● **WHAT YOU ARE ASKED TO DO**: At the line containing "Give me the", begin setting down the entries exactly, and stop only after the last line.

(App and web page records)
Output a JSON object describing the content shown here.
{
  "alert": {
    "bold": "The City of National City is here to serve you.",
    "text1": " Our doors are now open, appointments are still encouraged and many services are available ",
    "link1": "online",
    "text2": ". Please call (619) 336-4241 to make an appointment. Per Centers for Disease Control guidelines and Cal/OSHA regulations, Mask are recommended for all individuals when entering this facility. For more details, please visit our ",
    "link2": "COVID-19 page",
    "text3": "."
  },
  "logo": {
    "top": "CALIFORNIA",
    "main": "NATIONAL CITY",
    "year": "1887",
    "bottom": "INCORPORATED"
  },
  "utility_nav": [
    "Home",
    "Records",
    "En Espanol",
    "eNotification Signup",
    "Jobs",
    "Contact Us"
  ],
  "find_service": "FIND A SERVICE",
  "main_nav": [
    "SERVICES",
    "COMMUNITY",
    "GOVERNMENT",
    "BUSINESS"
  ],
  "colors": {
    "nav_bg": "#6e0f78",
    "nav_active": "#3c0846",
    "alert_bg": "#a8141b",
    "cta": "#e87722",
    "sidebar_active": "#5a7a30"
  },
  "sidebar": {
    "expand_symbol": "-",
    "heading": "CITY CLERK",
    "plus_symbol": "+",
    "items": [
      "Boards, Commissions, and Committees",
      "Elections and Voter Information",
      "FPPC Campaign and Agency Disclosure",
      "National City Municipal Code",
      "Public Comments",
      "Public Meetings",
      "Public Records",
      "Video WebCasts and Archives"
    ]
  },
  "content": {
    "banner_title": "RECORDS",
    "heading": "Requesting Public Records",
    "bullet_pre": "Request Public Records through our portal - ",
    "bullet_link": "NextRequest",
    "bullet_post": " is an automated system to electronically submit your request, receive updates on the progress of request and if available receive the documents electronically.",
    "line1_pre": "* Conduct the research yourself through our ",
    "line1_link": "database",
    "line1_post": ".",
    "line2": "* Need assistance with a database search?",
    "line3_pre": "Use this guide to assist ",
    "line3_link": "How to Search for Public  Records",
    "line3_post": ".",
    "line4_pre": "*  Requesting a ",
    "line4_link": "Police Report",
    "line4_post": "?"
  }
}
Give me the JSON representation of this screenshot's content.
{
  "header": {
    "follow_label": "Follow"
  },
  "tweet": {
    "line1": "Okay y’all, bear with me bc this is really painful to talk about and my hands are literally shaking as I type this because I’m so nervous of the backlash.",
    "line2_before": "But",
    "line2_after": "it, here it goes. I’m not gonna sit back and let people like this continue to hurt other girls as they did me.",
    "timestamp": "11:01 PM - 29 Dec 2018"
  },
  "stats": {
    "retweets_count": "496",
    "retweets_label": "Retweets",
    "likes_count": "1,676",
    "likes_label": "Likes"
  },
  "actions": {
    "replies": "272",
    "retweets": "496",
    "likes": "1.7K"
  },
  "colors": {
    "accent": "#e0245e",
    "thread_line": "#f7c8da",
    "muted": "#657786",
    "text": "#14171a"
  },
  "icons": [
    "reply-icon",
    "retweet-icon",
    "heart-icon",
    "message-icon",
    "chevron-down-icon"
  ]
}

● **PROBLEM SOLUTION**:
Give me the JSON representation of this screenshot's content.
{
  "header": {
    "follow_label": "Follow"
  },
  "tweet": {
    "line1": "Okay y’all, bear with me bc this is really painful to talk about and my hands are literally shaking as I type this because I’m so nervous of the backlash.",
    "line2_before": "But",
    "line2_after": "it, here it goes. I’m not gonna sit back and let people like this continue to hurt other girls as they did me.",
    "timestamp": "11:01 PM - 29 Dec 2018"
  },
  "stats": {
    "retweets_count": "496",
    "retweets_label": "Retweets",
    "likes_count": "1,676",
    "likes_label": "Likes"
  },
  "actions": {
    "replies": "272",
    "retweets": "496",
    "likes": "1.7K"
  },
  "colors": {
    "accent": "#e0245e",
    "thread_line": "#f7c8da",
    "muted": "#657786",
    "text": "#14171a"
  },
  "icons": [
    "reply-icon",
    "retweet-icon",
    "heart-icon",
    "message-icon",
    "chevron-down-icon"
  ]
}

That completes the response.